Megaproject impact farmers
[click to view]

Fiocruz Environmental Conflicts map - the case of Porto Açu
[click to view]

Case Porto Açu at OCMAL Atlas
[click to view]

News report at O Globo newspaper - Inhabitant of São João da Barra refuses compensation (Noêmia Magalhaes: Na negociação, existem duas coisas distintas: preço e valor. Quem não sabe a diferença não entende o amor. Quanto vale seu projeto de vida? Isso se negocia?)
[click to view]

Media Links

Projeto Minas-Rio, uma história de violações: Porto Açu e mineroduto atingem 32 cidades
[click to view]

Ignorados - made by researchers in Campos dos Goytacazes
[click to view]

Rio nega licença para térmica a carvão no Porto do Açu. DENISE LUNA.15/10/2013 . Folha de Sao Paulo.
[click to view]

Noêmia Magalhães fala da luta contra as desapropriações no Porto do Açu
[click to view]

Other Documents
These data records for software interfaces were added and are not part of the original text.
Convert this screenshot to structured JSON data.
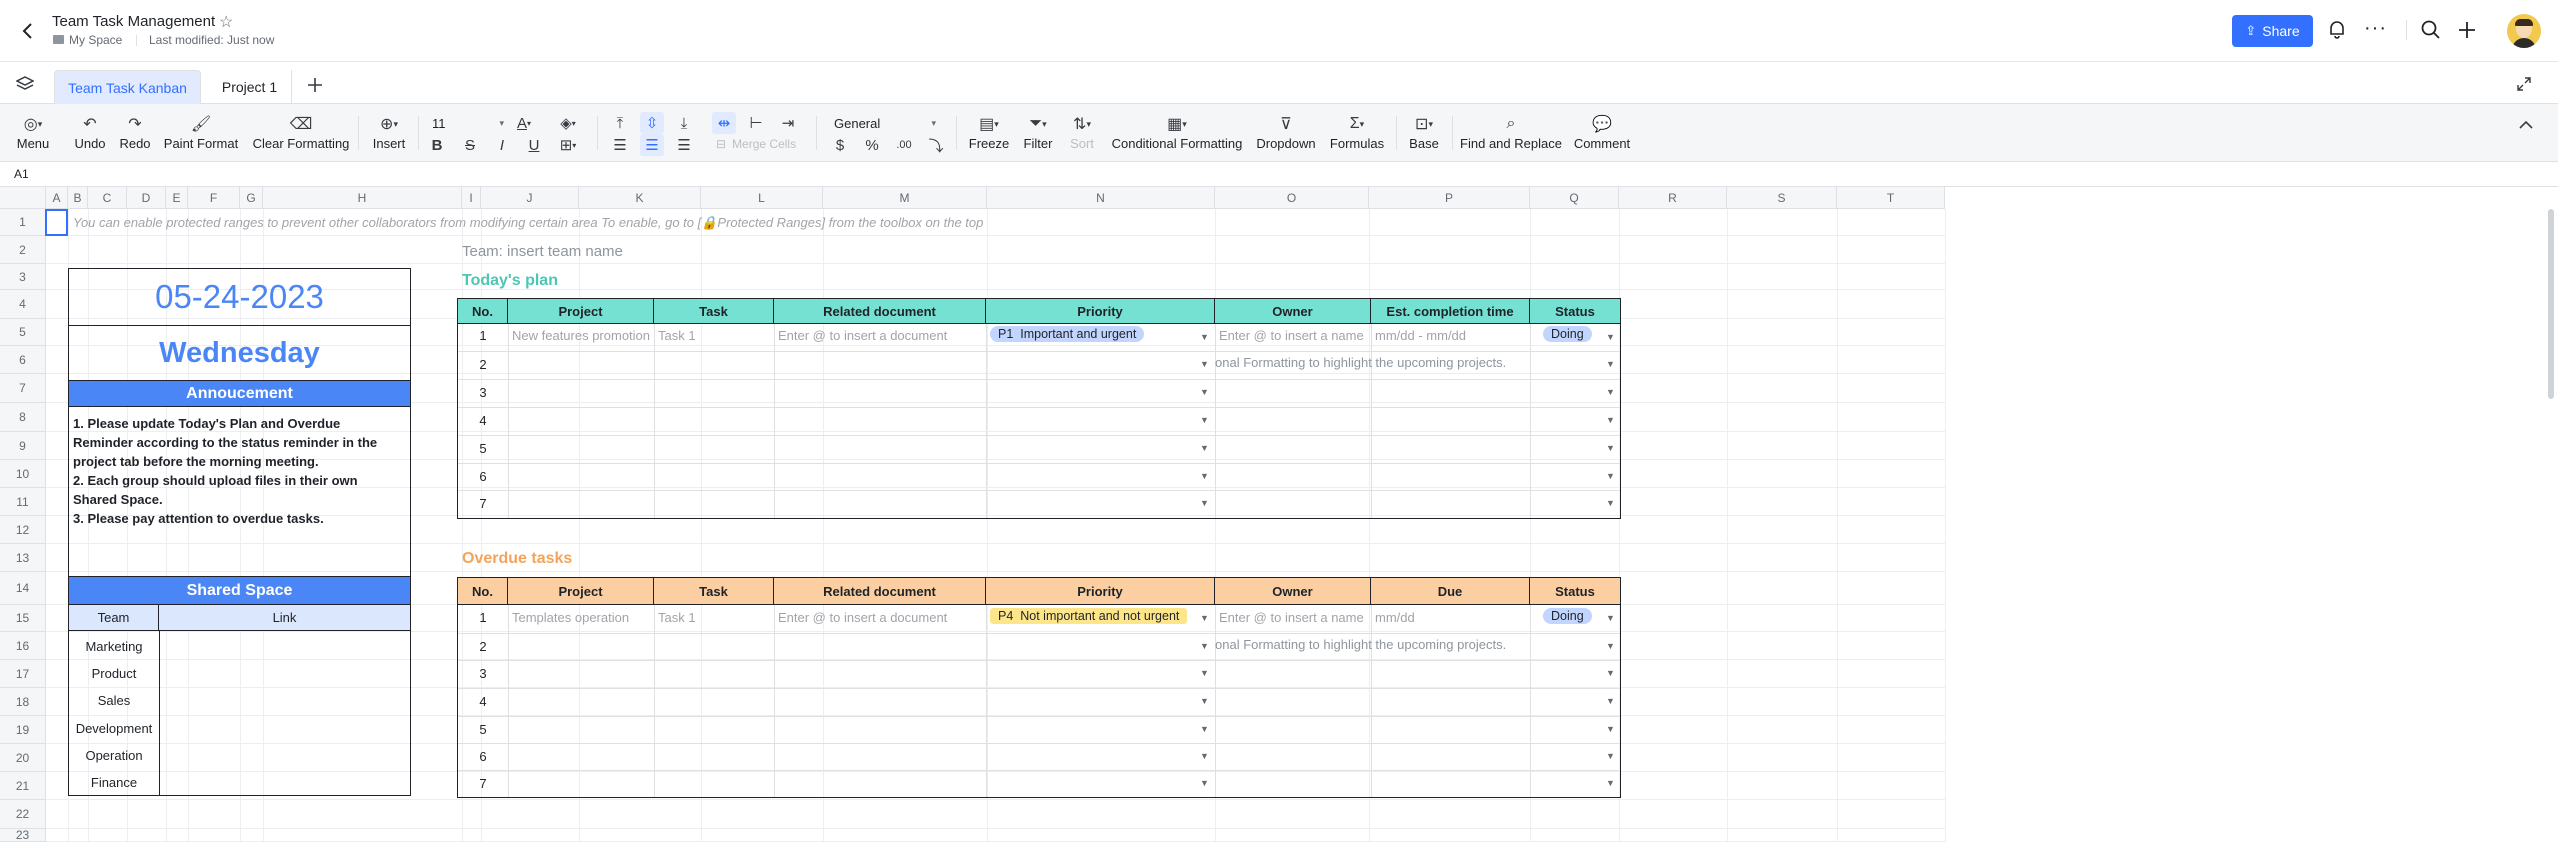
{
  "header": {
    "title": "Team Task Management",
    "location": "My Space",
    "last_modified": "Last modified: Just now",
    "share_label": "Share"
  },
  "tabs": [
    {
      "label": "Team Task Kanban",
      "active": true
    },
    {
      "label": "Project 1",
      "active": false
    }
  ],
  "toolbar": {
    "menu": "Menu",
    "undo": "Undo",
    "redo": "Redo",
    "paint_format": "Paint Format",
    "clear_formatting": "Clear Formatting",
    "insert": "Insert",
    "font_size": "11",
    "merge_cells": "Merge Cells",
    "number_format": "General",
    "freeze": "Freeze",
    "filter": "Filter",
    "sort": "Sort",
    "conditional_formatting": "Conditional Formatting",
    "dropdown": "Dropdown",
    "formulas": "Formulas",
    "base": "Base",
    "find_replace": "Find and Replace",
    "comment": "Comment"
  },
  "cell_ref": "A1",
  "columns": [
    "A",
    "B",
    "C",
    "D",
    "E",
    "F",
    "G",
    "H",
    "I",
    "J",
    "K",
    "L",
    "M",
    "N",
    "O",
    "P",
    "Q",
    "R",
    "S",
    "T"
  ],
  "rows": [
    "1",
    "2",
    "3",
    "4",
    "5",
    "6",
    "7",
    "8",
    "9",
    "10",
    "11",
    "12",
    "13",
    "14",
    "15",
    "16",
    "17",
    "18",
    "19",
    "20",
    "21",
    "22",
    "23"
  ],
  "notice": "You can enable protected ranges to prevent other collaborators from modifying certain area To enable, go to [🔒Protected Ranges] from the toolbox on the top",
  "team_label": "Team: insert team name",
  "left_panel": {
    "date": "05-24-2023",
    "weekday": "Wednesday",
    "announcement_title": "Annoucement",
    "announcement_lines": [
      "1. Please update Today's Plan and Overdue",
      "Reminder according to the status reminder in the",
      "project tab before the morning meeting.",
      "2. Each group should upload files in their own",
      "Shared Space.",
      "3. Please pay attention to overdue tasks."
    ],
    "shared_space_title": "Shared Space",
    "shared_headers": [
      "Team",
      "Link"
    ],
    "teams": [
      "Marketing",
      "Product",
      "Sales",
      "Development",
      "Operation",
      "Finance"
    ]
  },
  "todays_plan": {
    "title": "Today's plan",
    "headers": [
      "No.",
      "Project",
      "Task",
      "Related document",
      "Priority",
      "Owner",
      "Est. completion time",
      "Status"
    ],
    "row1": {
      "no": "1",
      "project": "New features promotion",
      "task": "Task 1",
      "doc": "Enter @ to insert a document",
      "priority_code": "P1",
      "priority": "Important and urgent",
      "owner": "Enter @ to insert a name",
      "time": "mm/dd - mm/dd",
      "status": "Doing"
    },
    "overflow_text": "onal Formatting to highlight the upcoming projects.",
    "numbers": [
      "2",
      "3",
      "4",
      "5",
      "6",
      "7"
    ]
  },
  "overdue": {
    "title": "Overdue tasks",
    "headers": [
      "No.",
      "Project",
      "Task",
      "Related document",
      "Priority",
      "Owner",
      "Due",
      "Status"
    ],
    "row1": {
      "no": "1",
      "project": "Templates operation",
      "task": "Task 1",
      "doc": "Enter @ to insert a document",
      "priority_code": "P4",
      "priority": "Not important and not urgent",
      "owner": "Enter @ to insert a name",
      "due": "mm/dd",
      "status": "Doing"
    },
    "overflow_text": "onal Formatting to highlight the upcoming projects.",
    "numbers": [
      "2",
      "3",
      "4",
      "5",
      "6",
      "7"
    ]
  },
  "colors": {
    "accent": "#3370ff",
    "teal_header": "#75e1d2",
    "teal_title": "#4ec6b4",
    "orange_header": "#fbcfa2",
    "orange_title": "#f5a35b",
    "blue_bar": "#4a86f5",
    "pill_blue": "#c2d5ff",
    "pill_yellow": "#fde68a"
  }
}
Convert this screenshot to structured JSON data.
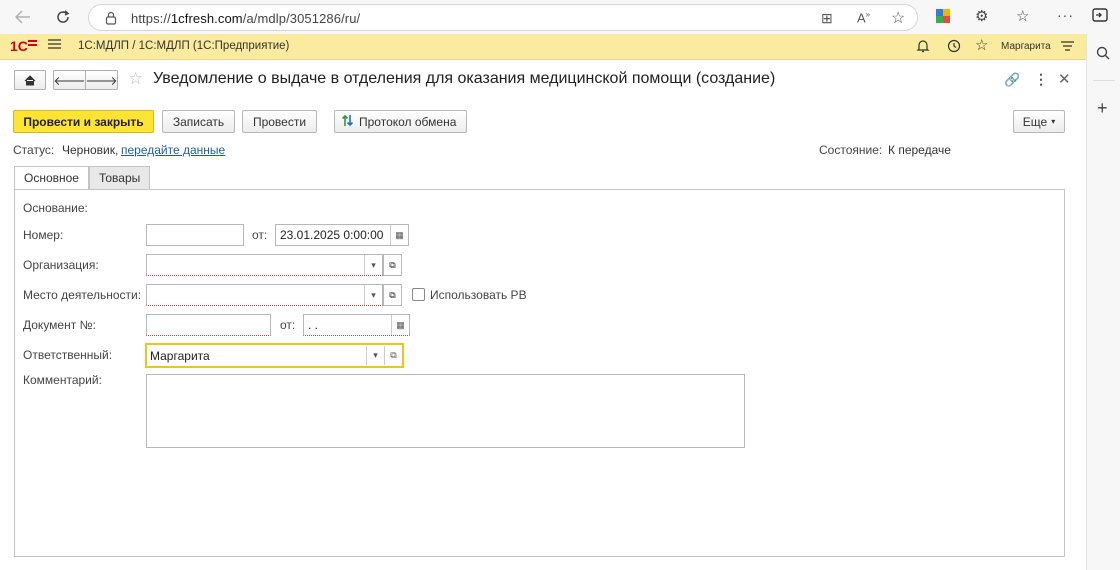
{
  "browser": {
    "url_prefix": "https://",
    "url_domain": "1cfresh.com",
    "url_path": "/a/mdlp/3051286/ru/"
  },
  "app": {
    "logo": "1С",
    "title": "1С:МДЛП / 1С:МДЛП  (1С:Предприятие)",
    "user": "Маргарита"
  },
  "document": {
    "title": "Уведомление о выдаче в отделения для оказания медицинской помощи (создание)"
  },
  "toolbar": {
    "post_close_label": "Провести и закрыть",
    "save_label": "Записать",
    "post_label": "Провести",
    "protocol_label": "Протокол обмена",
    "more_label": "Еще"
  },
  "status": {
    "label": "Статус:",
    "value": "Черновик,",
    "link": "передайте данные",
    "state_label": "Состояние:",
    "state_value": "К передаче"
  },
  "tabs": [
    {
      "label": "Основное",
      "active": true
    },
    {
      "label": "Товары",
      "active": false
    }
  ],
  "form": {
    "basis_label": "Основание:",
    "number_label": "Номер:",
    "number_value": "",
    "from_label": "от:",
    "date_value": "23.01.2025  0:00:00",
    "org_label": "Организация:",
    "org_value": "",
    "place_label": "Место деятельности:",
    "place_value": "",
    "use_rv_label": "Использовать РВ",
    "use_rv_checked": false,
    "docnum_label": "Документ №:",
    "docnum_value": "",
    "docdate_from_label": "от:",
    "docdate_value": " .  .",
    "responsible_label": "Ответственный:",
    "responsible_value": "Маргарита",
    "comment_label": "Комментарий:",
    "comment_value": ""
  },
  "colors": {
    "header_bg": "#fbeb9e",
    "primary_button": "#ffe434",
    "logo_red": "#d0021b",
    "link_blue": "#1f5fa8",
    "focus_border": "#f0c419"
  }
}
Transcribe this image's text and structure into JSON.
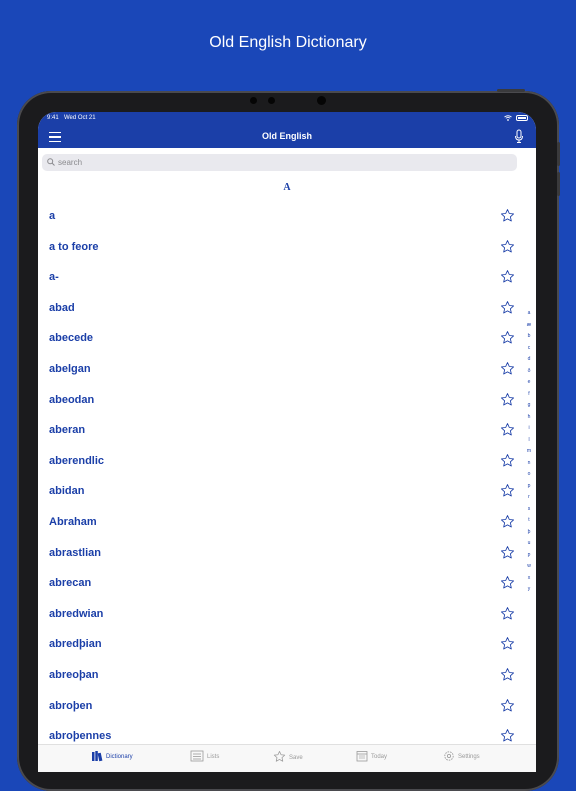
{
  "headline": "Old English Dictionary",
  "status": {
    "time": "9:41",
    "date": "Wed Oct 21"
  },
  "nav": {
    "title": "Old English"
  },
  "search": {
    "placeholder": "search"
  },
  "section": "A",
  "words": [
    {
      "label": "a"
    },
    {
      "label": "a to feore"
    },
    {
      "label": "a-"
    },
    {
      "label": "abad"
    },
    {
      "label": "abecede"
    },
    {
      "label": "abelgan"
    },
    {
      "label": "abeodan"
    },
    {
      "label": "aberan"
    },
    {
      "label": "aberendlic"
    },
    {
      "label": "abidan"
    },
    {
      "label": "Abraham"
    },
    {
      "label": "abrastlian"
    },
    {
      "label": "abrecan"
    },
    {
      "label": "abredwian"
    },
    {
      "label": "abredþian"
    },
    {
      "label": "abreoþan"
    },
    {
      "label": "abroþen"
    },
    {
      "label": "abroþennes"
    }
  ],
  "index": [
    "a",
    "æ",
    "b",
    "c",
    "d",
    "ð",
    "e",
    "f",
    "g",
    "h",
    "i",
    "l",
    "m",
    "n",
    "o",
    "p",
    "r",
    "s",
    "t",
    "þ",
    "u",
    "ƿ",
    "w",
    "x",
    "y"
  ],
  "tabs": [
    {
      "label": "Dictionary",
      "icon": "dictionary-icon",
      "active": true
    },
    {
      "label": "Lists",
      "icon": "lists-icon",
      "active": false
    },
    {
      "label": "Save",
      "icon": "star-icon",
      "active": false
    },
    {
      "label": "Today",
      "icon": "calendar-icon",
      "active": false
    },
    {
      "label": "Settings",
      "icon": "gear-icon",
      "active": false
    }
  ],
  "colors": {
    "background": "#1a47b8",
    "brand": "#1b3fa8",
    "inactive": "#9a9a9a"
  }
}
Scenario after eviction in São João da Barra
[click to view]

Resistance Exchange in São João da Barra Communities from São João da Barra and Conceição do Mato Dentro meet for an exchange of resistance, in 2014. Picture: Roberto Moraes
[click to view]

Resistance Exchange in São João da Barra In 2013, communities impacted by the Porto Açu works meet with communities affected by the mine in Conceição do Mato Dentro for an exchange of resistance against Minas-Rio entire system. The meeting was supported by academic researchers groups and NGOs. Foto by Camila Nobrega
[click to view]

Porto Açu project Aerial view of Porto Açu, in São João da Barra. Picture: Roberto Moraes
[click to view]

Landscape of Porto Açu Complex The Port responds to about 60% of access to the coastal area. Aerial fotos taken by the researcher Roberto Moraes
[click to view]

Other CommentsA controversial 2100 MW coal fired power station was foreseen by Eike Batista but it was discarded in favour of one of natural gas. (Folha de Sao Paulo, 15 Oct. 2013).
Meta Information
ContributorCamila Nobrega, Free University of Berlin.
Last update06/12/2016
Comments